Incentives would pay for Nestle expansion

State officials approved a plan Thursday that would provide $3.5 million in tax incentives for expansion at the Nestlé plant in Montgomery County.

It would be the third tax-incentive package for the plant, totaling more than $85 million in state aid.

The most recent deal would allow Nestlé to recoup the money that will be spent to purchase a new line of production equipment. The expansion will add 50 jobs at the plant, which produces Hot Pockets and employs more than a thousand people.

The state tax incentives, approved by the Kentucky Economic Development Finance Authority, allow the company to keep the amount of money it would otherwise pay in taxes, assuming it fulfills the terms of the deal.

The state approved the plant for $34 million in tax incentives in 1994, agreeing to fund the cost of locating the plant in Montgomery County, according to state data. At that time, the plant was to employ 250 people at an average hourly wage of $8.

In 1998, the plant informed the state it was planning a $53.5 million expansion that would add 617 jobs at $11.58 hourly. The state agreed to offer tax incentives of $50.6 million, or 95 percent of the expansion's cost.

The jobs at the plant now pay $13.03 hourly.

Jim Waters, a spokesman for the Bowling Green-based free-market think tank Bluegrass Institute, criticized the state's move.

"We don't blame the companies for accepting the handouts from Frankfort, but we don't think it's sound policy for the long-term for all of Kentucky," Waters said. "This will obviously benefit a few people in this area, but we continue to have an economic plan that allows government to decide who's going to get incentives."

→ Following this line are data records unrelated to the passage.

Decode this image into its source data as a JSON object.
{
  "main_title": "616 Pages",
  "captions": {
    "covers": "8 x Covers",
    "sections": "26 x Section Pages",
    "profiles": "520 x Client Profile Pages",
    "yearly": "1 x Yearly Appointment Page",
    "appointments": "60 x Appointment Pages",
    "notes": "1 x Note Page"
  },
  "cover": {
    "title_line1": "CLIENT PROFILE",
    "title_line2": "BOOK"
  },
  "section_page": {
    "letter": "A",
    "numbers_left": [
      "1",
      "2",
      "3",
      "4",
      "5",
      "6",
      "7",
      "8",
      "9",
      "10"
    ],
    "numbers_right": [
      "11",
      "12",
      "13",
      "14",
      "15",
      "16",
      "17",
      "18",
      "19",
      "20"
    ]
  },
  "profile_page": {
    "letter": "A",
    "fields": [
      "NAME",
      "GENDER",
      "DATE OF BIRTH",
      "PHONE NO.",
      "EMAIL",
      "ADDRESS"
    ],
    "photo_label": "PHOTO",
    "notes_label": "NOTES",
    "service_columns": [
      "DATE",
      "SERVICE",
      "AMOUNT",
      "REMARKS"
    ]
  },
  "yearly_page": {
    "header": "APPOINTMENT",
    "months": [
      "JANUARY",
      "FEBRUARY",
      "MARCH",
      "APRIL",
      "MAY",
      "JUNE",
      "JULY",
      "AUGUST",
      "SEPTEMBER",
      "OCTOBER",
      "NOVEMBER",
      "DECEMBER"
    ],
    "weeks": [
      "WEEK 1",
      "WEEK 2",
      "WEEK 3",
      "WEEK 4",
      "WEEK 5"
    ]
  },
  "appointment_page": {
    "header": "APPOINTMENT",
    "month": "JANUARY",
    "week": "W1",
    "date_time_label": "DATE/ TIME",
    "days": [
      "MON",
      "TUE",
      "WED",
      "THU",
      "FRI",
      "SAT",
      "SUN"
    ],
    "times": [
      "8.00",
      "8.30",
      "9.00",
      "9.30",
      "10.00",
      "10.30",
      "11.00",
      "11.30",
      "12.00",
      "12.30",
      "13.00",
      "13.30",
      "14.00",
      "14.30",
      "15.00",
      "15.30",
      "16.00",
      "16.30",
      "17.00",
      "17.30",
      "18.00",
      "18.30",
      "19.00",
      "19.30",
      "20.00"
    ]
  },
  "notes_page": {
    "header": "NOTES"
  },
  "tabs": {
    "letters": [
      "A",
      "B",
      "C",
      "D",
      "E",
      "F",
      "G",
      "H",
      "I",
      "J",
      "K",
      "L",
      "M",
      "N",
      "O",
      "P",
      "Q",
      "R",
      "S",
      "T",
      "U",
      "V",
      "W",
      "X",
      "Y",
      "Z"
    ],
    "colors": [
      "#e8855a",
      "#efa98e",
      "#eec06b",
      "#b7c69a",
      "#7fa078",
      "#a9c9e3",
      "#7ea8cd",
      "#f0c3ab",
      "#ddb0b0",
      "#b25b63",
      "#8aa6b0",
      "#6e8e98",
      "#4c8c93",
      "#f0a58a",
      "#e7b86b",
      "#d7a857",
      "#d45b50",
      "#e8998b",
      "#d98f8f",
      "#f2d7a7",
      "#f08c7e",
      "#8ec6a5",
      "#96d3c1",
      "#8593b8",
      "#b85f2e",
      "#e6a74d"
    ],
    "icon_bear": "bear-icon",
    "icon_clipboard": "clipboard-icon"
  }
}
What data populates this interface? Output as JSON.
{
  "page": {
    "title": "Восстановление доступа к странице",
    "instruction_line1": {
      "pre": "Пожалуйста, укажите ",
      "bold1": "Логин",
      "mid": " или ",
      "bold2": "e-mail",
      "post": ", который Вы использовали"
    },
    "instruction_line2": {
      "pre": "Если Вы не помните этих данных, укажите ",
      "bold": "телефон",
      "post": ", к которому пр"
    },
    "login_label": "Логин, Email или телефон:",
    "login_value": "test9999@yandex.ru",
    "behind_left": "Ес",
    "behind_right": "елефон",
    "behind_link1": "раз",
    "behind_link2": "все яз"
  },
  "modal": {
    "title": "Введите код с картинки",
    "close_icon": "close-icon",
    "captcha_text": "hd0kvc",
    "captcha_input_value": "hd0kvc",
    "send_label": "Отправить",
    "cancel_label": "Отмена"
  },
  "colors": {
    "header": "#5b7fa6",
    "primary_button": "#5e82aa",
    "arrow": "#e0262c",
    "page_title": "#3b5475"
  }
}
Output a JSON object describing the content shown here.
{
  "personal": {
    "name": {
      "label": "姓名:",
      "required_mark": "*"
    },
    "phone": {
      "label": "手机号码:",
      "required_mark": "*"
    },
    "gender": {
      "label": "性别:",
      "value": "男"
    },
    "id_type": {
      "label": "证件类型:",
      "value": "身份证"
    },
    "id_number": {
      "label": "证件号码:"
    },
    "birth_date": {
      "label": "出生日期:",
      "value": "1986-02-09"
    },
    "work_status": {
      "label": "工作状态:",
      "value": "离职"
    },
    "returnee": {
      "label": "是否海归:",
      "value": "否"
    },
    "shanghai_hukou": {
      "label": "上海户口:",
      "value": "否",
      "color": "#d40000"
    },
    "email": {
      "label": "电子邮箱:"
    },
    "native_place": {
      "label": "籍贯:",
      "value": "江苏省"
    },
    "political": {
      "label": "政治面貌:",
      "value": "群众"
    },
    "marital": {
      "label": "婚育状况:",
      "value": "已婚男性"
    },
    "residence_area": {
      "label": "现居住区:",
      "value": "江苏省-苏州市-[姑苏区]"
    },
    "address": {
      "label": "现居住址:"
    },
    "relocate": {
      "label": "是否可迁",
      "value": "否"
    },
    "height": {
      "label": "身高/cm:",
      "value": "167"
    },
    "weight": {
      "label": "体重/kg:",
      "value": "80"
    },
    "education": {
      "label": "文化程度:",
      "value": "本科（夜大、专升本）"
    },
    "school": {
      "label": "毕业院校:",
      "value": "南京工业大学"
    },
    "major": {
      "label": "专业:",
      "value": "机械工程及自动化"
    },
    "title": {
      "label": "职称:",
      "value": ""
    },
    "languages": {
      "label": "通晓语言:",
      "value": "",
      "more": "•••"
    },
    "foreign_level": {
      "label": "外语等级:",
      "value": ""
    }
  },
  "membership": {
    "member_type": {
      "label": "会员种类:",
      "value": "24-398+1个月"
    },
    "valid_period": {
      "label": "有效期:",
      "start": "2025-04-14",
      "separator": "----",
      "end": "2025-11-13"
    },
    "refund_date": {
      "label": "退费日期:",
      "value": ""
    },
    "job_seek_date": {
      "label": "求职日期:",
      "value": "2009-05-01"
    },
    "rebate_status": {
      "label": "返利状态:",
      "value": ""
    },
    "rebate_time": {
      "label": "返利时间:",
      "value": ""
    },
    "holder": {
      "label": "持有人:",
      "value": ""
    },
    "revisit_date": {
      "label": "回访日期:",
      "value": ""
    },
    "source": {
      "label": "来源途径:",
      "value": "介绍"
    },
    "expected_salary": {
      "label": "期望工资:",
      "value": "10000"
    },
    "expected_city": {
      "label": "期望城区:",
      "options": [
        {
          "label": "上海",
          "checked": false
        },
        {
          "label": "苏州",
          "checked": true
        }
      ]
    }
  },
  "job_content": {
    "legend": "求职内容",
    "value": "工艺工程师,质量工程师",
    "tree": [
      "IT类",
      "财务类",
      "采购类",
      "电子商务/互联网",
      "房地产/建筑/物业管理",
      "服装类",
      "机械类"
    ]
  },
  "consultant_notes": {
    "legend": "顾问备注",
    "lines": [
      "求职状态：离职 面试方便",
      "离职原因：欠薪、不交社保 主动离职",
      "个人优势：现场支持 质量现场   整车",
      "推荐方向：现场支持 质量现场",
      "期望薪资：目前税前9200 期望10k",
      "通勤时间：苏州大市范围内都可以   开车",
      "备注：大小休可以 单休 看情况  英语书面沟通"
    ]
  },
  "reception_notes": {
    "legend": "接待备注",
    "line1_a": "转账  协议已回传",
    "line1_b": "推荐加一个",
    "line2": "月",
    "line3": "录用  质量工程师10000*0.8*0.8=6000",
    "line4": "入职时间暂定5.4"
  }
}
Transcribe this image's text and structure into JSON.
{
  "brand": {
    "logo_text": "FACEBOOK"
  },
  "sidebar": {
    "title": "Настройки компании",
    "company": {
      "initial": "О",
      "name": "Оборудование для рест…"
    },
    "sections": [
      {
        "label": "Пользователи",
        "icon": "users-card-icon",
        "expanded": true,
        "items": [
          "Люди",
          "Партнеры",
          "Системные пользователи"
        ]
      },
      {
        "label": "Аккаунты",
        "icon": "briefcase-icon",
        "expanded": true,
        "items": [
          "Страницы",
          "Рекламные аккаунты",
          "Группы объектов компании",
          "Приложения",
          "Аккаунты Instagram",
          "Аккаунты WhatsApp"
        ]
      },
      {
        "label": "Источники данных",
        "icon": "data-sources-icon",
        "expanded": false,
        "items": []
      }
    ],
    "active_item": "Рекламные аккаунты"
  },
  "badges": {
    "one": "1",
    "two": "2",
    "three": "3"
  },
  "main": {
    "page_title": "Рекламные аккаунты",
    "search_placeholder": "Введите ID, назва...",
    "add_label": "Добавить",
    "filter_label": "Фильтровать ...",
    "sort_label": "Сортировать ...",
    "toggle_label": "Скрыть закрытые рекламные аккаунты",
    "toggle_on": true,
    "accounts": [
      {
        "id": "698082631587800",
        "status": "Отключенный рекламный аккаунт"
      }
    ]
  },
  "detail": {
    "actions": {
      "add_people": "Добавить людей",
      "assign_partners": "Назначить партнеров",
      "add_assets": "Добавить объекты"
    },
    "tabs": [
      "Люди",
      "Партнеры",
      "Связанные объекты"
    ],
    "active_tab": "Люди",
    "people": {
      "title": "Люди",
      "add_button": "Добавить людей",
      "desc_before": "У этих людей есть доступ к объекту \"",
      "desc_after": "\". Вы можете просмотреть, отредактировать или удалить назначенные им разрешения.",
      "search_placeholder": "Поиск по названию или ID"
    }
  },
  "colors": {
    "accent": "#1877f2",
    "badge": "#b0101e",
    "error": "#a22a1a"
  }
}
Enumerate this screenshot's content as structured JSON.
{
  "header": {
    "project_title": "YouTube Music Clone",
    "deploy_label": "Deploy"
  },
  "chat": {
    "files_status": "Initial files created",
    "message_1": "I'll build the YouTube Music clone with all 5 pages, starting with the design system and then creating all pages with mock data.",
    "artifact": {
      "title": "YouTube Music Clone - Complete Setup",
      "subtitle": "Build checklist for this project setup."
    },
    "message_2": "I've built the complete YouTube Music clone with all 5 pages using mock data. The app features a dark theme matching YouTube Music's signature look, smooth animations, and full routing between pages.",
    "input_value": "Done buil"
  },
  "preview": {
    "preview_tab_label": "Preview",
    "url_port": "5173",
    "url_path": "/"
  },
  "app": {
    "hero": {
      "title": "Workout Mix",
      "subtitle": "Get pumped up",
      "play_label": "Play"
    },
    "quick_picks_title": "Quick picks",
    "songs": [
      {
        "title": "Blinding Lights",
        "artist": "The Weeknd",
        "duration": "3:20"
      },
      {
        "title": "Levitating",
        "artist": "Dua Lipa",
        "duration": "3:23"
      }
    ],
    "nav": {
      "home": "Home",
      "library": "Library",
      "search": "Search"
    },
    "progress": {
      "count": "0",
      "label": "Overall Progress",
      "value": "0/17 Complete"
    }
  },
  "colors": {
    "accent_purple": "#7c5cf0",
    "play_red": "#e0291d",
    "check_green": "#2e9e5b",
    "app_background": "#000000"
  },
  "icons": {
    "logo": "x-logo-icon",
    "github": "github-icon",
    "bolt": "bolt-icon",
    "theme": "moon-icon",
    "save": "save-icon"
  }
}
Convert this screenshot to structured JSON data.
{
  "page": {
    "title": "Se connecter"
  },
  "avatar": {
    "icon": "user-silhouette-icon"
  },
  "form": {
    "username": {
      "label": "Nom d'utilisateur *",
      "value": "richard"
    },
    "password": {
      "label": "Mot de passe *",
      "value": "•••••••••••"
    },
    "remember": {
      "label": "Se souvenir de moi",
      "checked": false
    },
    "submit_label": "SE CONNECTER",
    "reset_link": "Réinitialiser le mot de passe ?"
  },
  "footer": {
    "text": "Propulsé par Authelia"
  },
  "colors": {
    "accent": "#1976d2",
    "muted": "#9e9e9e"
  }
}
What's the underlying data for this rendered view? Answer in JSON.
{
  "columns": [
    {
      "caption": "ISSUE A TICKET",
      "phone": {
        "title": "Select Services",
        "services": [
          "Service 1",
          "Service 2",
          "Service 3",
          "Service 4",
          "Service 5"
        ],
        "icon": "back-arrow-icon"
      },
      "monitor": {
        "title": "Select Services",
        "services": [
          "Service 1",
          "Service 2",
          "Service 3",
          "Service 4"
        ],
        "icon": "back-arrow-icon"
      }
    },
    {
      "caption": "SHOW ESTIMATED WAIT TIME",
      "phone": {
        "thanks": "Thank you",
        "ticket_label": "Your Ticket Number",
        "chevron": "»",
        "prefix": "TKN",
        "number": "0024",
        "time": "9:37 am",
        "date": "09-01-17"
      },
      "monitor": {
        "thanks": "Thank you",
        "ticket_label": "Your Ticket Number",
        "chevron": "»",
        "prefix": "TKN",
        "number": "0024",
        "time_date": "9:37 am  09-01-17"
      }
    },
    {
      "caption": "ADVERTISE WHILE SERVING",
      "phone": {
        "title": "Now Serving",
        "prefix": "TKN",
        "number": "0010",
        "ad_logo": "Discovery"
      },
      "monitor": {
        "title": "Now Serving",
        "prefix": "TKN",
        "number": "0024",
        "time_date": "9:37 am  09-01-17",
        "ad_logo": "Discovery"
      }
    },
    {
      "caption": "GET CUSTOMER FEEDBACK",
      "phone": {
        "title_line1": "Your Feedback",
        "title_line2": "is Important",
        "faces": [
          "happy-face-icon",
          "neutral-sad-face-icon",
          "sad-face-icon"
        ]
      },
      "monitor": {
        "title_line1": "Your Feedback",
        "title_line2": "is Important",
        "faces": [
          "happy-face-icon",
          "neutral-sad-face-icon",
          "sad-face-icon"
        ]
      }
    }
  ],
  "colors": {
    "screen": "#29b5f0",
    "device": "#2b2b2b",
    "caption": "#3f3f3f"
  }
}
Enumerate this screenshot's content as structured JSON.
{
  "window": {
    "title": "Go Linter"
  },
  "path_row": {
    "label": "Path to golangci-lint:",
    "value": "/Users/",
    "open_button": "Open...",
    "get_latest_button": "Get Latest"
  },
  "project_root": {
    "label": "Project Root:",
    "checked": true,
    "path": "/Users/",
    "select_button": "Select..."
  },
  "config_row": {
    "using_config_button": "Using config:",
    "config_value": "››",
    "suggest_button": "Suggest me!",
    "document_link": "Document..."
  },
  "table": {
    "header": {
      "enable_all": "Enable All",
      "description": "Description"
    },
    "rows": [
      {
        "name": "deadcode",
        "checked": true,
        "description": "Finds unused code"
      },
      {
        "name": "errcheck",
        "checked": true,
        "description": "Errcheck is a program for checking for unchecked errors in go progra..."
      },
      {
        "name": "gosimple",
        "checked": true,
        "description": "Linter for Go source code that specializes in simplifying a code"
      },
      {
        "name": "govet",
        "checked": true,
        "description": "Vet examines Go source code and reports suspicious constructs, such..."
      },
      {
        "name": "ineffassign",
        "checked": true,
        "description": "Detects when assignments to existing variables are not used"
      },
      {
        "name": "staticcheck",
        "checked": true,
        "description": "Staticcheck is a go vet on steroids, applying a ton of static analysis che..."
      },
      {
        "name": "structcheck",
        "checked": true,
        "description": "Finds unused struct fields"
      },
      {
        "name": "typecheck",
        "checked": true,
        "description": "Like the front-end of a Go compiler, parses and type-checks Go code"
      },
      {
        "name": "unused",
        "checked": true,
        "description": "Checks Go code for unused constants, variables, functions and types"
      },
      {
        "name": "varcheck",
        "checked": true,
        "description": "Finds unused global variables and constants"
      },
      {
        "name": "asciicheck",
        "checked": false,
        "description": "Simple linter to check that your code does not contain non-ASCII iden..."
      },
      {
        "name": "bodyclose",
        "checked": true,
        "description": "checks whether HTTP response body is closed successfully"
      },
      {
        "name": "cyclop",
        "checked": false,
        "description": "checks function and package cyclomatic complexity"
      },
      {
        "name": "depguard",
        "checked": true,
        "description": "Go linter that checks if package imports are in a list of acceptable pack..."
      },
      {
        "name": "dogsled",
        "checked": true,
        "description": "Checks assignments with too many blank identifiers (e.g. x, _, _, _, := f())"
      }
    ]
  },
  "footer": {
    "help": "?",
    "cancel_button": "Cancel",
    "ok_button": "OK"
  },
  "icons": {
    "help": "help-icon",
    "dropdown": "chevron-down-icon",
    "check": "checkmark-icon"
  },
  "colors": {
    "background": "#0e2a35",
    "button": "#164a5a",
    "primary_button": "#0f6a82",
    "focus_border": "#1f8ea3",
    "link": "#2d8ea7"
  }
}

Waters said the state should enact policies that help all businesses, such as dumping the state's corporate income tax.

State officials could not be reached for comment, nor could a Nestlé spokeswoman.